It has now been 2 weeks since my last blog post and so much has happened since then. I am not sure how I will be able to sum up everything that I have experienced within those two weeks, but I’ll make sure to give you the highlights!
Our week long “field trip” started on Monday, April 10th on a bus ride towards Vienna, Austria. I had an interesting start to my day because I decided to wake up early to buy a suitcase instead of using a dufflebag. Why I didn’t think of it sooner is beyond me! The supermarket opened at 8 am, and there I was, shuffling in with the first crowd to find a suitcase. I picked one out, paid for it, ran clear back to my dorm, packed my stuff, and was on the bus by the time it was ready to leave at 9 am. Even though it was stressful, I call that a success! Words of wisdom: make sure you have the appropriate luggage before embarking on a 2-week-long trip!
When we arrived in Vienna, Martin, our professor, led us to the old part of the city where many museums and other important buildings were located. By this point after such a long bus ride, we were all wanting to grab a bite to eat. So naturally, as Martin tends to do, he let us roam free from the city center and told us “good luck getting back to the hostel!” (Vienna was easy to navigate, but just wait until you hear about Venice!) After a hefty plate of wiener-schnitzel, a traditional Viennese dish, my friends and I enjoyed a nice stroll through the parks, admiring the flowers and greenery.
On our way back to the hostel, we talked about how cool it would be to see an opera since a lot of famous composers performed in Vienna – including Amadeus Mozart and Johann Strauss. Ironically, a man dressed in traditional clothing from the 18th century approached us with a flyer for an opera. He told us the prices for admission and we turned him down since it was quite expensive. But then he went on to say, “but for students, I have a special price!” That’s when I started to think, okay this must be a scam. Seeing the cheaper price, we walked away to converse. We decided it wasn’t worth it, so we turned him down once again. Right as we were about to say goodbye, he lowered the price even further and gave us better seats! In my mind I knew it was too good to be true, but since we were only in Vienna for one more night and the tickets were cheap, we decided to do it. After talking with Martin, we figured it was probably a scam so we kept our expectations super low. At the entrance to the opera, they made us check our coats for 3 euros – obviously another way for this tourist trap to make more money. We entered the room, hoping for a concert hall but instead we were seated in a small room with chairs lined up in rows. Finally the performance began with a grand total of 7 musicians, 2 ballet dancers, and 1 opera singer. They played 6 songs from Mozart and 6 songs from Strauss. In the end, I concluded that the performance was very well done but the venue could have been better. My next words of wisdom: if you suspect a tourist trap, it probably is one. If you get suckered in, at least bargain with the guy to lower the price!

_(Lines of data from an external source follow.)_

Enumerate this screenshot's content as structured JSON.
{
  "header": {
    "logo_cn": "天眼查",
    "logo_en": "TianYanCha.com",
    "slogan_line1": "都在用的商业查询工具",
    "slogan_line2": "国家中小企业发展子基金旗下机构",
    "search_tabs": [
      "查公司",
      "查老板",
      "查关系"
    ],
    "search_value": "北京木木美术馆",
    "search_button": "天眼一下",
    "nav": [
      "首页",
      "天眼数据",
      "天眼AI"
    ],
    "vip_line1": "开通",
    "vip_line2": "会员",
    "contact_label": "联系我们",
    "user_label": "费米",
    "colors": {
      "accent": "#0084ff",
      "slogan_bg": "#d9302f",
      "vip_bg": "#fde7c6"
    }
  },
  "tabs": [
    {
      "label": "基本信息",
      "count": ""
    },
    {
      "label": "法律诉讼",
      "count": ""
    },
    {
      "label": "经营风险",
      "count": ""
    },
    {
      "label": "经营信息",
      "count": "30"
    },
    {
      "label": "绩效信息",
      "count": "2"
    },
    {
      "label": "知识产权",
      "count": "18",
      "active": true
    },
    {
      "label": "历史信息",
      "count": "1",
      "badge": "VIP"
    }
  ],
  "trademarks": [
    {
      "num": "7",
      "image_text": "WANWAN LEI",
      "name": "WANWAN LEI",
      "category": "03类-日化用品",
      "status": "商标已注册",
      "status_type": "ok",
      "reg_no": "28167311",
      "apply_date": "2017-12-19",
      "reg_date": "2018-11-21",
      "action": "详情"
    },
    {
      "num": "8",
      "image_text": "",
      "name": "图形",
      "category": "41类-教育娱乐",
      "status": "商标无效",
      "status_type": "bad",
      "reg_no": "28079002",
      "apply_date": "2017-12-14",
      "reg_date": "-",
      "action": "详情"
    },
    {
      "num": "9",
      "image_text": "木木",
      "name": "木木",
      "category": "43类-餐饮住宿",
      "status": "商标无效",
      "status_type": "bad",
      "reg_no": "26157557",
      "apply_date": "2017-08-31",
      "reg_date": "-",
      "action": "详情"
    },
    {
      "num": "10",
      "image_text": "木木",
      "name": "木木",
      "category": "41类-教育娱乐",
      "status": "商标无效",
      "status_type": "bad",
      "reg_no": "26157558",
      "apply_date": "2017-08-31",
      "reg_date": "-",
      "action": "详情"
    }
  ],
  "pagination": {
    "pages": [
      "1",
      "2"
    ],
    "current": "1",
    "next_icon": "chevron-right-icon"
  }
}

On Wednesday, we said goodbye to Vienna and took a long 6-hour bus ride to Venice, Italy. It might sound awful to be on a bus for that long, but the views of the mountains made it all worth it! When we arrived, one of the first things I did was I got my hands on some good Italian gelato. I think the food, in general, was what I most excited for about Italy, and it didn’t disappoint!
For our first full day in Venice, Martin led us across many bridges and alleyways to San Marco square. While we were there, we were granted entrance to Doge’s Palace and St. Mark’s Basilica. After that, Martin once again let us roam free to explore the city. Oh my, is it easy to get lost in Venice! There are so many bridges, canals, and alleyways that if you stray away from the main landmarks and streets, it can be difficult to find your way around. Fortunately however, Venice is one great big island, so if you find yourself swimming in the sea, you know you’ve gone too far. Even though my parents didn’t like the fact that I got lost (sorry mom and dad!), it was actually one of the coolest things about Venice. With every turn, I was in awe of the scenery: bridges arching over the sea-green canals, surrounded by tall pastel-colored buildings with flowers hanging from the balconies. It’s all so simple, yet completely breathtaking. While most of Venice felt like sunshine and rainbows, I could have done it without the huge crowds of tourists and street vendors. That was another reason why getting off the beaten path was fun.
For the next day, we went way off the beaten path to the nearby island of Burano. I would have to describe it as a “little Venice,” but with a small-town feel. We had a lot of fun taking pictures by the brightly colored buildings and exploring the shops that lined the canals. We ate some more gelato, found a park on the edge of the island, and sat in the grass to admire the serenity of this little town.
Words of wisdom for Venice: don’t be afraid to get lost or even go to a completely different island. It’s easy to get caught up in the rush of the busy streets, but finding time to slow down and enjoy the hidden treasures is definitely worth it!
So there you have it – the coolest field trip I have ever been on. I hope you enjoyed my little “words of wisdom” and will find them helpful if you ever decide to visit these two beautiful cities – which I highly recommend!
Be on the lookout for Part II of this blog where I’ll talk more about my spring break excursions!